Washington at Detroit
Time: 7 PM CT (ESPN)
Spread: WAS -1
Odds c/o 5dimes
The Detroit Pistons have cooled. As losers of its past three, it will host the 25-20 Washington Wizards in the first game of a doubleheader Friday night on ESPN at 7 PM (Central Time).
The Wizards are 1-point favorites at hosts, with an over/under set at 208.5 points according to NBA oddsmakers at bookmaker 5dimes.
The Pistons last three losses included two to some pretty mediocre clubs. Falling 107-105 to the Chicago Bulls and 118-107 to the Charlotte Hornets, was followed by yet another more predicable 96-91 loss to the Toronto Raptors. Tobias Harris was held to just 12 points on 4 of 13 shooting, but Andre Drummond had a monster game with 25 points, 17 rebounds, two assists and four steals, while posting a -6 for his 38 minutes of court time. Harris is making a push to be an All-Star reserve, and Drummond will draw consideration for the honor too. The Pistons are a game above .500, wherein they may not have necessarily been expected by most to be a plus-.500 team entering the season.
Among the reasons the Pistons have out-performed this year, is primarily due to a hot start, but also due to the fact that Avery Bradley has quietly been a huge upgrade at the 2-guard position over last season’s starter Kentavious Caldwell-Pope. Bradley is a staunch defender and solid scorer, who brings a lot of veteran leadership. The Pistons bench has also been decent, with Langston Galloway serving as a spark scorer, and Boban Marjanovic occasionally serving as a 7-foot-5 freakish monster. Also, Anthony Tolliver’s shooting has gone largely unnoticed, but has been equally as paramount in the second unit providing more for the Pistons than in years prior.
All things said, however, it is still the play of Harris and Drummond that has made Detroit so formidable. Harris has thrived as the isolation scorer he is, averaging 18 points, five rebounds and two assists while posting a PER of 17.7. Drummond, meanwhile, has evolved into one of the best passing big men in the NBA. He is averaging 3.8 assists per game, which ranks third on the team in assists, while also scoring 14.5 points and grabbing 15 boards per contest. He was starting to draw criticisms of being Dwight Howard-like, that is to say, not improving, but this year has been a career year for the center from UConn. The Pistons still have some missing pieces, namely adding another premier scorer, but sitting No. 8 in the East, the team has a chance to move in to better position and potentially be an upset-causer in the 2018 NBA Playoffs.

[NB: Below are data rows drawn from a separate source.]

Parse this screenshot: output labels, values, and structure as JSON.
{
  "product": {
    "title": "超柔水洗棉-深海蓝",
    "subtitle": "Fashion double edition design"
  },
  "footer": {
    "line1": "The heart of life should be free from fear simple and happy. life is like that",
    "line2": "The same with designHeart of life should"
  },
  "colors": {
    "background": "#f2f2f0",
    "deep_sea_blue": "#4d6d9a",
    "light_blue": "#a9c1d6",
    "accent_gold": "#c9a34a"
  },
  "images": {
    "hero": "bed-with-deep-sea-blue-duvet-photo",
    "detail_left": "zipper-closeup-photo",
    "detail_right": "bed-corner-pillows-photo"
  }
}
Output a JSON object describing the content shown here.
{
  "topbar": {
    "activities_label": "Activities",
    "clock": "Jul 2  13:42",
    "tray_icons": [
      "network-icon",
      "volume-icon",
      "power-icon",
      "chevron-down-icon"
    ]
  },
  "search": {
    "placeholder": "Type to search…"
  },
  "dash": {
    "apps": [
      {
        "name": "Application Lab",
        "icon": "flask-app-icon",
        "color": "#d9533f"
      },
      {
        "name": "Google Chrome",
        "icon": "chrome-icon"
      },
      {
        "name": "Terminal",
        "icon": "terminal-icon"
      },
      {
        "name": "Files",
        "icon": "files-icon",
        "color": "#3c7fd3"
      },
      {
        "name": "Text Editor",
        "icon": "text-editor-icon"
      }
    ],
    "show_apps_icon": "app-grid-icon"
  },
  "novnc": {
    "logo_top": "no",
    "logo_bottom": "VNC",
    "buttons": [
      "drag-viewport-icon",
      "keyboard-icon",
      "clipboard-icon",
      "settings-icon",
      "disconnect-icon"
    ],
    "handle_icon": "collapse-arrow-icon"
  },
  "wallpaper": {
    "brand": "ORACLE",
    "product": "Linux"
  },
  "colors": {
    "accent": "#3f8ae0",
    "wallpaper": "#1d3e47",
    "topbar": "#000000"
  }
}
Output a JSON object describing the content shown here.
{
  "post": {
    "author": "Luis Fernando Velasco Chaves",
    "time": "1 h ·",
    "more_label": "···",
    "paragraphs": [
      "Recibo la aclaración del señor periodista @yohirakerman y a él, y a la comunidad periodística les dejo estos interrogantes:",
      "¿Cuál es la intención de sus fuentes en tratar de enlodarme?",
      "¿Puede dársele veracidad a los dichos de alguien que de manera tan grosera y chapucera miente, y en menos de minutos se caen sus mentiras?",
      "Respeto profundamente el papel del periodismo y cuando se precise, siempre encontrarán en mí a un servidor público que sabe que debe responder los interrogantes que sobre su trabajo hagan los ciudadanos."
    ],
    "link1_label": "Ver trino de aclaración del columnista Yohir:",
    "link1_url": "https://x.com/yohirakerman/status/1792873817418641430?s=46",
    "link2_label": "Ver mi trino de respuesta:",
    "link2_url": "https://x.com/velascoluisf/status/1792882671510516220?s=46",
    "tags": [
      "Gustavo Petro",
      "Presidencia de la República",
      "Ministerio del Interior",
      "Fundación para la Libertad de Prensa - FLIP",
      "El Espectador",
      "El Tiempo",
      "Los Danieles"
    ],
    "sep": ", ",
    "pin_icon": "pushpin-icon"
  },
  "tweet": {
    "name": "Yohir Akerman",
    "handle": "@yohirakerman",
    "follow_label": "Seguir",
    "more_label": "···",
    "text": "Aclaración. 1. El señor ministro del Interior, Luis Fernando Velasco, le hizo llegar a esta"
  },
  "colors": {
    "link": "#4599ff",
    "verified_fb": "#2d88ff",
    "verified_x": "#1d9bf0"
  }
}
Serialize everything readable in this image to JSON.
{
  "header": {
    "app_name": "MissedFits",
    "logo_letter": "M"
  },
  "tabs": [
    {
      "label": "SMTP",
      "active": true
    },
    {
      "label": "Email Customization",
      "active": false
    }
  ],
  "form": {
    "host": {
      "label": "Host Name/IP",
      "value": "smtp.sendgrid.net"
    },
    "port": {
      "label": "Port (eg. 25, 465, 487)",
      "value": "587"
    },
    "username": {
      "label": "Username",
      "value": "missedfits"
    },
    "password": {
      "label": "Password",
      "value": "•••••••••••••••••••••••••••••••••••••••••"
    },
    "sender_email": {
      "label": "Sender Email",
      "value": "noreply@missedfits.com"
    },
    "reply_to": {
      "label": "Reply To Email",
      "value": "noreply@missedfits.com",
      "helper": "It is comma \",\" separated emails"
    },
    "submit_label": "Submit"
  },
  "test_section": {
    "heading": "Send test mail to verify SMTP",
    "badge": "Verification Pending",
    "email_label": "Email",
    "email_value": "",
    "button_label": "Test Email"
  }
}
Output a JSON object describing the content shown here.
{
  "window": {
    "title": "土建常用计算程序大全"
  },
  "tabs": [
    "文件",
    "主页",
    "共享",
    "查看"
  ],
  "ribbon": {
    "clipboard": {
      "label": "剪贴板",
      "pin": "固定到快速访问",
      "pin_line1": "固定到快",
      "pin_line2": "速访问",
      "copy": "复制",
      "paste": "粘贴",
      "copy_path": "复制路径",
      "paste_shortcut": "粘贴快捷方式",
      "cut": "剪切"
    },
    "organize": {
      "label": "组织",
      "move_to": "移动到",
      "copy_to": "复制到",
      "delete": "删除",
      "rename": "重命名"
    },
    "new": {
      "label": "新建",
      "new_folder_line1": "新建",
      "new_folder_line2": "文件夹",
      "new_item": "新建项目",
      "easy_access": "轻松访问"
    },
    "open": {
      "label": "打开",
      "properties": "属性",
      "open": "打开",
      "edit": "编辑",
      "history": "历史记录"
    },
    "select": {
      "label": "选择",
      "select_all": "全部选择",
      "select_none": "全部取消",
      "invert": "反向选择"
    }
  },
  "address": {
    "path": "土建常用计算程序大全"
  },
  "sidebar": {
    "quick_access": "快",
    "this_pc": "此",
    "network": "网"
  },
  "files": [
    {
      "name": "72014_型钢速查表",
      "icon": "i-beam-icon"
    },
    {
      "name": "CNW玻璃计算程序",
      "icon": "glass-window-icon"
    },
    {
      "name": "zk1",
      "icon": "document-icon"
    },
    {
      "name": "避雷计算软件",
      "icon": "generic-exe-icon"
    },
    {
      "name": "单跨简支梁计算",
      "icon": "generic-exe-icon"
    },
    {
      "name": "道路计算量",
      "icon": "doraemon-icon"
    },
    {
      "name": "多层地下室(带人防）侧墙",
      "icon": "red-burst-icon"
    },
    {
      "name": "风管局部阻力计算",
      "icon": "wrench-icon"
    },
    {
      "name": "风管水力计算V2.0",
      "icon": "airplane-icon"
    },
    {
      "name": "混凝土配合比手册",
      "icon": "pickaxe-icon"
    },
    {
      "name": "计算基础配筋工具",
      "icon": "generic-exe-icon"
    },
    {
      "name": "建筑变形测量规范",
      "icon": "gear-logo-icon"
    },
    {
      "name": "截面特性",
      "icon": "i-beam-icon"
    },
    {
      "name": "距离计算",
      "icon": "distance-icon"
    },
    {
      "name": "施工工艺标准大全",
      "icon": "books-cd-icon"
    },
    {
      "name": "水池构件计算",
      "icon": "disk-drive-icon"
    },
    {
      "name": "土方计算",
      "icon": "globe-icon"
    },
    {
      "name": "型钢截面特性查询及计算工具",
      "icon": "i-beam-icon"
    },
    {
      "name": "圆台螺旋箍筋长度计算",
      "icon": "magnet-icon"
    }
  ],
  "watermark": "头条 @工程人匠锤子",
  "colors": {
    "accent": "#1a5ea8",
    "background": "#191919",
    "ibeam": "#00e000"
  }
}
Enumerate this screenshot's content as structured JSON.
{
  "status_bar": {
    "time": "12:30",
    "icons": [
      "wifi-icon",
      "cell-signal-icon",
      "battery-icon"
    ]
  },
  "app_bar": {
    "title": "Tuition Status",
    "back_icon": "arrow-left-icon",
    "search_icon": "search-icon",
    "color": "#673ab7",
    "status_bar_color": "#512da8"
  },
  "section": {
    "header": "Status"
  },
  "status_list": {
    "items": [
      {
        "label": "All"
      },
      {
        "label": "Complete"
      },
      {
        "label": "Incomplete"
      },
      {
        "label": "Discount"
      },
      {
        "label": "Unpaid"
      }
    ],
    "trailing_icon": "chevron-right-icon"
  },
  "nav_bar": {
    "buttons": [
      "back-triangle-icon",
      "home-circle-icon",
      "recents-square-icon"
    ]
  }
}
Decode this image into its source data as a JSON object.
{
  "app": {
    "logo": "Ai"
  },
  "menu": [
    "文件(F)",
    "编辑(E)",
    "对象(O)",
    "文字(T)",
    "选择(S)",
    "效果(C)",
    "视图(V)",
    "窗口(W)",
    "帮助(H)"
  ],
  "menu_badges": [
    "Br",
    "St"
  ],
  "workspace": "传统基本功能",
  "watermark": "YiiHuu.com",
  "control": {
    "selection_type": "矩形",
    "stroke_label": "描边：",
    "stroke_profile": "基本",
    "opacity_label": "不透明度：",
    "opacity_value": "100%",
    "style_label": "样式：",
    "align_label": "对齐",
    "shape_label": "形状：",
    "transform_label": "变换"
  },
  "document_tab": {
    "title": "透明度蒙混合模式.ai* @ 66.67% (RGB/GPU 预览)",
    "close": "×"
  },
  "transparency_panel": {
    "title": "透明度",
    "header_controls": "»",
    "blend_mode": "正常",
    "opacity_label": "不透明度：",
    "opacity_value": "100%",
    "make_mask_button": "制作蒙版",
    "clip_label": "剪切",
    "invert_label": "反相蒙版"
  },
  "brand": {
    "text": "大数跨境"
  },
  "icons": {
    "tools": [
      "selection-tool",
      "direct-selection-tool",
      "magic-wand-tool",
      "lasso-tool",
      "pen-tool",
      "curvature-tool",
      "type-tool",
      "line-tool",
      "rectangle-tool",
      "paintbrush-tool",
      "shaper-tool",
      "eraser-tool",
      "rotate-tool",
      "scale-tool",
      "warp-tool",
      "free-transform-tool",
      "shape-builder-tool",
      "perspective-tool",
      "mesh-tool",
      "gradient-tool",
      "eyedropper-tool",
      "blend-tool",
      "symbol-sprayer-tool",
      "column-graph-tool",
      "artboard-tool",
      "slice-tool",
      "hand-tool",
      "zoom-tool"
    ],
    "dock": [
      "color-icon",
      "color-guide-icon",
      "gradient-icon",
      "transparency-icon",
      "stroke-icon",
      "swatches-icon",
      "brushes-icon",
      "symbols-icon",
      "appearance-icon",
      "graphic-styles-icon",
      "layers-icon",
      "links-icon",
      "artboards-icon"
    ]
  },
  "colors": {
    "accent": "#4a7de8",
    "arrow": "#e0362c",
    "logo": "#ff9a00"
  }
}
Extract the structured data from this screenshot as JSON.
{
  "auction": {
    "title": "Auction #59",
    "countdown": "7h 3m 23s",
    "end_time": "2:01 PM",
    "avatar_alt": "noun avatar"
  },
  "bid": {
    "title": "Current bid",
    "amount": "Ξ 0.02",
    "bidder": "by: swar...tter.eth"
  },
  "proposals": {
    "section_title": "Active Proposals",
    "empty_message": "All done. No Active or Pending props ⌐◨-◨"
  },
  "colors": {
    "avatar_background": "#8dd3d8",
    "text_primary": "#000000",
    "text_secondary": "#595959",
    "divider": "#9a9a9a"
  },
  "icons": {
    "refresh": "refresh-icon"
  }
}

The Wizards have dropped two straight and four of its past six, to fall to 25-20, but there is not much intrigue or mystery behind this team. It is still a team highly dependent on its backcourt of John Wall and Bradley Beal, and a team still bereft of depth on the bench, for the most part.
Wall and Beal really have done all that could be asked of a backcourt. Beal leads the team in scoring at 23.7 points per game and Wall is good for nearly 20 a night, in addition to his 9.3 assists, but Otto Porter is still falling short of expectations and Kelly Oubre Jr. is not radically improved from his rookie season a year ago. The Wizards ultimately need to add another superstar to take any sort of monumental jump toward contention, and it may be that the team is able to make a play at DeMarcus Cousins to reunite him with his former Kentucky teammate Wall.
Outside of that, there is no reason to expect this team to do much more than be a “pretender” with the glaring holes in its roster, and the overwhelming mediocrity at 3 of the 5 positions on the court. Marcin Gortat is a good center, and one of the best in the pick and roll, but Markieff Morris is an erratic head case and the Wiz’ bench is overall just poor. Jason Smith has returned to earth some two years after his breakout season in Orlando, which now can be totally labeled a fluke, as he led the league in mid-range shooting that year.
The Wizards are still the Wizards, to be terse and dismissive of the team, once again.